Because of students like Kate Gentry and Adam Oppenheimer, Amherst, Williamsville and Lewiston-Porter have earned slots on Newsweek magazine's ranking of the top 100 public high schools in the nation.
The survey says graduating seniors at Amherst Central High School, on average, take nearly 1.7 college-level Advanced Placement exams. That's the 48th highest percentage among public high schools in the nation and the top figure in Western New York.
Williamsville South High School was 63rd nationally with an average of more than 1.5 exams per student, and Lewiston-Porter Senior High School was 82nd with just less than 1.4.
The survey is designed to spotlight student initiative and school efforts to encourage high performance.

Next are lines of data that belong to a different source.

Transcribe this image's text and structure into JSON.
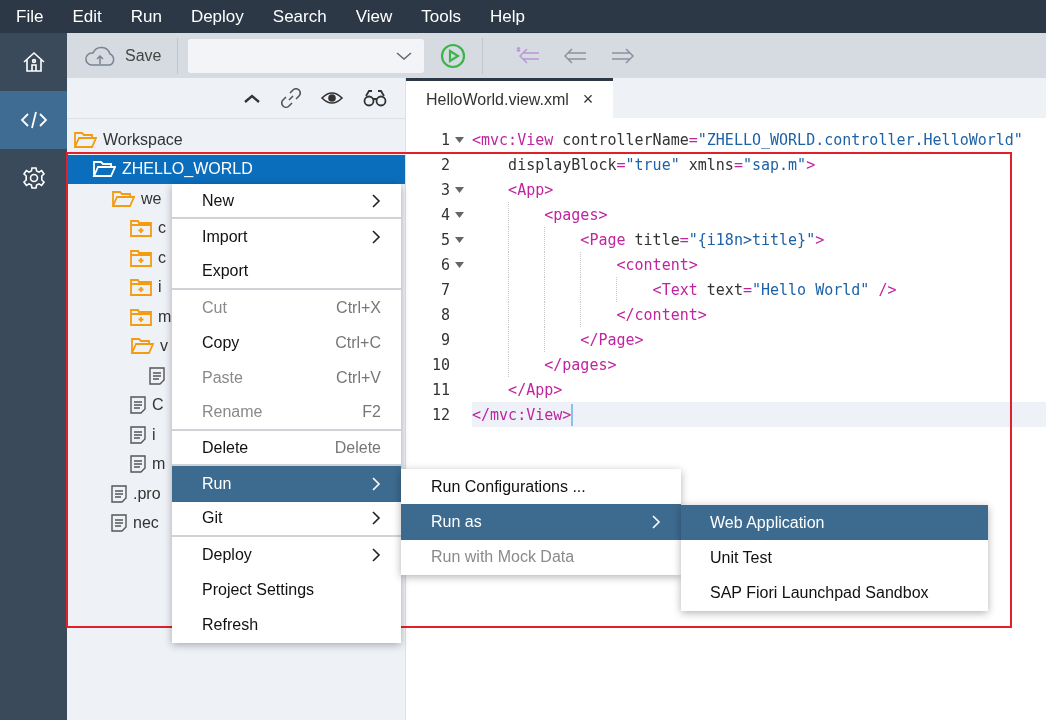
{
  "menubar": [
    "File",
    "Edit",
    "Run",
    "Deploy",
    "Search",
    "View",
    "Tools",
    "Help"
  ],
  "rail": [
    {
      "kind": "home",
      "selected": false
    },
    {
      "kind": "code",
      "selected": true
    },
    {
      "kind": "settings",
      "selected": false
    }
  ],
  "toolbar": {
    "save": "Save"
  },
  "tree": [
    {
      "label": "Workspace",
      "kind": "folder",
      "expanded": true,
      "selected": false,
      "children": [
        {
          "label": "ZHELLO_WORLD",
          "kind": "folder",
          "expanded": true,
          "selected": true,
          "children": [
            {
              "label": "we",
              "kind": "folder",
              "expanded": true,
              "selected": false,
              "children": [
                {
                  "label": "c",
                  "kind": "folder",
                  "expanded": false,
                  "selected": false
                },
                {
                  "label": "c",
                  "kind": "folder",
                  "expanded": false,
                  "selected": false
                },
                {
                  "label": "i",
                  "kind": "folder",
                  "expanded": false,
                  "selected": false
                },
                {
                  "label": "m",
                  "kind": "folder",
                  "expanded": false,
                  "selected": false
                },
                {
                  "label": "v",
                  "kind": "folder",
                  "expanded": true,
                  "selected": false,
                  "children": [
                    {
                      "kind": "file",
                      "selected": false
                    }
                  ]
                },
                {
                  "label": "C",
                  "kind": "file",
                  "selected": false
                },
                {
                  "label": "i",
                  "kind": "file",
                  "selected": false
                },
                {
                  "label": "m",
                  "kind": "file",
                  "selected": false
                }
              ]
            },
            {
              "label": ".pro",
              "kind": "file",
              "selected": false
            },
            {
              "label": "nec",
              "kind": "file",
              "selected": false
            }
          ]
        }
      ]
    }
  ],
  "tab": {
    "label": "HelloWorld.view.xml",
    "close": "×",
    "selected": true
  },
  "code": [
    {
      "number": "1",
      "foldable": true,
      "current": false,
      "tokens": [
        {
          "kind": "tag",
          "text": "<mvc:View"
        },
        {
          "kind": "attr",
          "text": " controllerName"
        },
        {
          "kind": "tag",
          "text": "="
        },
        {
          "kind": "str",
          "text": "\"ZHELLO_WORLD.controller.HelloWorld\""
        }
      ]
    },
    {
      "number": "2",
      "foldable": false,
      "current": false,
      "tokens": [
        {
          "kind": "attr",
          "text": "    displayBlock"
        },
        {
          "kind": "tag",
          "text": "="
        },
        {
          "kind": "str",
          "text": "\"true\""
        },
        {
          "kind": "attr",
          "text": " xmlns"
        },
        {
          "kind": "tag",
          "text": "="
        },
        {
          "kind": "str",
          "text": "\"sap.m\""
        },
        {
          "kind": "tag",
          "text": ">"
        }
      ]
    },
    {
      "number": "3",
      "foldable": true,
      "current": false,
      "tokens": [
        {
          "kind": "tag",
          "text": "    <App>"
        }
      ]
    },
    {
      "number": "4",
      "foldable": true,
      "current": false,
      "tokens": [
        {
          "kind": "tag",
          "text": "        <pages>"
        }
      ]
    },
    {
      "number": "5",
      "foldable": true,
      "current": false,
      "tokens": [
        {
          "kind": "tag",
          "text": "            <Page"
        },
        {
          "kind": "attr",
          "text": " title"
        },
        {
          "kind": "tag",
          "text": "="
        },
        {
          "kind": "str",
          "text": "\"{i18n>title}\""
        },
        {
          "kind": "tag",
          "text": ">"
        }
      ]
    },
    {
      "number": "6",
      "foldable": true,
      "current": false,
      "tokens": [
        {
          "kind": "tag",
          "text": "                <content>"
        }
      ]
    },
    {
      "number": "7",
      "foldable": false,
      "current": false,
      "tokens": [
        {
          "kind": "tag",
          "text": "                    <Text"
        },
        {
          "kind": "attr",
          "text": " text"
        },
        {
          "kind": "tag",
          "text": "="
        },
        {
          "kind": "str",
          "text": "\"Hello World\""
        },
        {
          "kind": "tag",
          "text": " />"
        }
      ]
    },
    {
      "number": "8",
      "foldable": false,
      "current": false,
      "tokens": [
        {
          "kind": "tag",
          "text": "                </content>"
        }
      ]
    },
    {
      "number": "9",
      "foldable": false,
      "current": false,
      "tokens": [
        {
          "kind": "tag",
          "text": "            </Page>"
        }
      ]
    },
    {
      "number": "10",
      "foldable": false,
      "current": false,
      "tokens": [
        {
          "kind": "tag",
          "text": "        </pages>"
        }
      ]
    },
    {
      "number": "11",
      "foldable": false,
      "current": false,
      "tokens": [
        {
          "kind": "tag",
          "text": "    </App>"
        }
      ]
    },
    {
      "number": "12",
      "foldable": false,
      "current": true,
      "tokens": [
        {
          "kind": "tag",
          "text": "</mvc:View>"
        }
      ]
    }
  ],
  "context_menu": [
    {
      "label": "New",
      "submenu": true,
      "disabled": false,
      "selected": false,
      "separator_after": true
    },
    {
      "label": "Import",
      "submenu": true,
      "disabled": false,
      "selected": false,
      "separator_after": false
    },
    {
      "label": "Export",
      "submenu": false,
      "disabled": false,
      "selected": false,
      "separator_after": true
    },
    {
      "label": "Cut",
      "shortcut": "Ctrl+X",
      "submenu": false,
      "disabled": true,
      "selected": false,
      "separator_after": false
    },
    {
      "label": "Copy",
      "shortcut": "Ctrl+C",
      "submenu": false,
      "disabled": false,
      "selected": false,
      "separator_after": false
    },
    {
      "label": "Paste",
      "shortcut": "Ctrl+V",
      "submenu": false,
      "disabled": true,
      "selected": false,
      "separator_after": false
    },
    {
      "label": "Rename",
      "shortcut": "F2",
      "submenu": false,
      "disabled": true,
      "selected": false,
      "separator_after": true
    },
    {
      "label": "Delete",
      "shortcut": "Delete",
      "submenu": false,
      "disabled": false,
      "selected": false,
      "separator_after": true
    },
    {
      "label": "Run",
      "submenu": true,
      "disabled": false,
      "selected": true,
      "separator_after": false
    },
    {
      "label": "Git",
      "submenu": true,
      "disabled": false,
      "selected": false,
      "separator_after": true
    },
    {
      "label": "Deploy",
      "submenu": true,
      "disabled": false,
      "selected": false,
      "separator_after": false
    },
    {
      "label": "Project Settings",
      "submenu": false,
      "disabled": false,
      "selected": false,
      "separator_after": false
    },
    {
      "label": "Refresh",
      "submenu": false,
      "disabled": false,
      "selected": false,
      "separator_after": false
    }
  ],
  "run_menu": [
    {
      "label": "Run Configurations ...",
      "submenu": false,
      "disabled": false,
      "selected": false
    },
    {
      "label": "Run as",
      "submenu": true,
      "disabled": false,
      "selected": true
    },
    {
      "label": "Run with Mock Data",
      "submenu": false,
      "disabled": true,
      "selected": false
    }
  ],
  "run_as_menu": [
    {
      "label": "Web Application",
      "selected": true
    },
    {
      "label": "Unit Test",
      "selected": false
    },
    {
      "label": "SAP Fiori Launchpad Sandbox",
      "selected": false
    }
  ]
}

Kate Gentry, an Amherst senior, is doing her part by tackling five Advanced Placement courses after taking two AP exams last year. In addition, she participates in two choral groups, the operetta and the track team.
"It has been stressful, but I'd have to say I'm managing," said Kate, who plans to be a marine biologist. "I wanted the challenge."
Six schools from New York State made the Top 10 including Wheatley School in Old Westbury, which was first with nearly 2.9 AP exams per student. The state also had 31 of the top 100 scores.
Adam Oppenheimer, captain of Amherst Central's football and lacrosse teams, said he took five AP courses -- which are based on nationally designed college-level material -- to beef up his college application and to prepare himself for the academic challenges that lie ahead.
In addition, Adam expects to receive credit for several of the AP courses from Yale University, which he will attend in the fall.
But you don't have to be Ivy League-bound to load up with AP courses in Amherst.
Students there are regularly urged to challenge themselves and stretch their limits, both Adam and Kate said.
"This is a school that focuses a lot on motivation," said Paul T. Wietig, the district's director of curriculum and staff development. "Our message is: Don't downsize -- upsize."
Amherst offers AP courses in 13 subjects: French, Spanish, Latin, English literature, biology, physics, chemistry, math-calculus, government, economics, European history, American history and studio art.
Jay Mathews, a Washington Post reporter who devised the survey while researching a recent book on public high schools, said many schools encourage only their top students to tackle AP courses or require teacher recommendations or high scores on qualifying tests.
He estimates that 25,000 students are told each year that they can't take AP courses and that many more capable pupils don't take them because they are not encouraged to do so.
In contrast, both Williamsville South and Lewiston-Porter stress the value of taking AP courses, even if students don't ace the exams.
"The fact is, at least they're in there giving it a shot," said Wesley Pickreign, principal at Williamsville South, which offers AP courses in 12 subjects.
"We want our students to know that if they're willing to do the work, they can succeed," said Roberta Love, principal at Lewiston-Porter, which has open enrollment for AP courses.
The survey scores were arrived at by dividing the number of AP exams taken at a school in 1996 by the number of graduating seniors.
City Honors and Hutchinson-Central Technical High School in Buffalo along with other schools that select more than half their students through exams or other academic criteria were not included in the rankings.